Tag Archives: mortgage deferral

Some Mortgage Deferral Details:

Two weeks ago, we talked about a PR release from the six big banks that they’ll help you with up to six months of mortgage payment deferrals. Reaching your bank may be a challenge as Scotiabank alone has been receiving around 80,000 calls a day to at least inquire about payment relief, according to one of their spokespeople.

As predicated, the rules and criteria are still evolving. One RBC employee stated that they were “changing by the hour” in a CBC interview. With that in mind, this is what appears to be happening now:

You may be able to defer your full mortgage payment for up to six months. It appears all the banks have a notice on their website to point out that your interest will continue to accrue. You are not getting a pause button, just an extension.

The bank will add the interest you are not paying with the deferral and adding it to the principal owing. In other words, if you have a $300,000 mortgage and take six deferrals, that $4,500 in interest is added to what you owe. You will then be paying interest on top of interest since your balance went from $300,000 to $304,500. The increase in your balance will now give you a higher payment when your renewal comes up. You’re adding the skipped interest to the next 15, 20 or 25 years.

As we talked about two weeks ago, the banks aren’t out one cent – in fact, they’ll make a profit on your deferrals. But for those who need the breathing room and help, it’s probably not the time to look gift horse in the mouth…

It is not an automatic approval. A former Bank of Montreal manager was asked to supply a new full credit application to see if he qualified. But the BMO wouldn’t actually tell him what the new approval criteria was! A few days ago, a CIBC customer with mortgage and line of credit was on hold for 11-hours and 5-hours the next day only to be told by their call centre that there was nothing they can do for her. So much for the press release that the banks would “work with Canadians.”

Yes, they will update their information on you first. It’ll take them one second to look at your credit score. Internally, they’ve set a number: If you’re below that, you will not qualify as they deem you too high a risk for a deferral – whether that’s your mortgage, credit line or credit card. They’ll want to know if you’re temporarily laid off or not likely to go back to work. And they’ll look at your other debt levels off your credit bureau report. In other words, it’s not just a quick call and you’re done.

The Six Big Banks May Help You

In an announcement last night, the six big banks may help you with mortgage deferrals for up to six months in view of the coronavirus pandemic. The press release is from the Royal, TD, Scotia, Bank of Montreal, CIBC and National Bank.

But, and it’s a big but: The PR release says they “may” help – but you need to contact your branch for details. In other words, it’s not a given, it’s up to each branch working with each customer and you may not get any help or relief! The PR release headline makes them sound caring, but there aren’t any specifically outlined parameters. Colour me skeptical in that they get the big positive headline while maybe or likely not actually doing much for an individual mortgage holder when push comes to shove. That’s why the release says “contact the bank directly to discuss the options available.” Sorry to be so negative, but there’s a long track record…

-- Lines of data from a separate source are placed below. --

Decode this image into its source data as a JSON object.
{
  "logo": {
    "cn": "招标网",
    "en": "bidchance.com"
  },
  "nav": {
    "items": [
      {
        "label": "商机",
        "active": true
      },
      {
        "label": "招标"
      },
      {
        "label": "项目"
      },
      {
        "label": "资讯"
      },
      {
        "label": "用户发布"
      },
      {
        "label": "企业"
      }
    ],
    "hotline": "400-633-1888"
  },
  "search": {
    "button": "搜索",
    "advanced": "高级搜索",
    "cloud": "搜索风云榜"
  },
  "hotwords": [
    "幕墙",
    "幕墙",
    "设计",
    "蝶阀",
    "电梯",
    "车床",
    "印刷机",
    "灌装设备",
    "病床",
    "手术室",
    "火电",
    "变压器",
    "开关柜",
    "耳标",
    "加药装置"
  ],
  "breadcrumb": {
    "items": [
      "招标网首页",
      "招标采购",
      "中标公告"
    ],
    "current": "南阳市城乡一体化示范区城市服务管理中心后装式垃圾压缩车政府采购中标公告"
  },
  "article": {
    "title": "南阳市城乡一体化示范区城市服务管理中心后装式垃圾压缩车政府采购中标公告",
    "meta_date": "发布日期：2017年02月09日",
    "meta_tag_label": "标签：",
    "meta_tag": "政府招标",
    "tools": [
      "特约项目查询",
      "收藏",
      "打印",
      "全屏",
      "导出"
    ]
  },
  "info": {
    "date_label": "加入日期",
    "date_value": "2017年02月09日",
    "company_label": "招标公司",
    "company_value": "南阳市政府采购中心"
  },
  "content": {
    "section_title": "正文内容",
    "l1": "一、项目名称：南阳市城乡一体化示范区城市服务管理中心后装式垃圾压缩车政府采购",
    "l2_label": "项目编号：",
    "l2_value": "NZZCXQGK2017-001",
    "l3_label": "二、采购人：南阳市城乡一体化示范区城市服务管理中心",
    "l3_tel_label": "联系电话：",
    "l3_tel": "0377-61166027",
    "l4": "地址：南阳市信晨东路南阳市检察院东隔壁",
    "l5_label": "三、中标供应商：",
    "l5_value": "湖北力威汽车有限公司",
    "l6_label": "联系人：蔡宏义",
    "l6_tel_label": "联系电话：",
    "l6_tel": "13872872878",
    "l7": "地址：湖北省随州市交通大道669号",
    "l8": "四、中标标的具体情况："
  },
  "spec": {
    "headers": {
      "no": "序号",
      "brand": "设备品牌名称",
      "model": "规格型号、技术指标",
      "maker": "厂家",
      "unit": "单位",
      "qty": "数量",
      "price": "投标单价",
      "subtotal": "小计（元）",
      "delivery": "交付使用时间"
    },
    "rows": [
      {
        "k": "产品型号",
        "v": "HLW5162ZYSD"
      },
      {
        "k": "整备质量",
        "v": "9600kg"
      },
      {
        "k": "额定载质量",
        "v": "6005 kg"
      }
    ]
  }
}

Keep in mind that this was a head office decision and then a PR release. 12 hours later your branch doesn’t know what this means, what the parameters are, etc. So calling them today will likely result in just being frustrated – or declined. And remember that the banks are not gifting you one nickel. A deferral is only the ability to pay later. It will also likely be the principal portion of your mortgage since the interest is their income. Take your mortgage balance times the rate divided by 12 and you’ll know how much interest you’ll be paying this month. You may need to still pay the interest but can defer the principal portion of your payment. If you’ve had a mortgage for less than maybe 10 years, that could be as little as one-tenth of your payment – and that’s not much relief…But we’ll find out.

Also in that same announcement, some of the banks, notably CIBC and RBC will be limiting their hours at some branches in some areas while other branches will simply close.

Reluctant as they may have been, the banks have also passed on the full prime rate decreases. That makes the basis of most borrowing now 2.95%.

If you took our advice and held off renewing your mortgage, you’ve just saved yourself one percent. On a $300,000 mortgage that amounts to $250 a month in interest savings or $15,000 if you lock it in for a new five-year term.

At this point, the rate decrease isn’t likely to fuel demand for more borrowing or a spike in home sales. We’re in a new world for a few months. This is the Bank of Canada making sure that the economy does not seize up. Remember that dropping rates is horrible for lenders. Their profits come from the spread between what they pay for deposits and the higher rate they get from lending – and that’s shrunk significantly. They’re also faced with an increase in loan loss provisions (setting money aside for defaults) and higher default rates.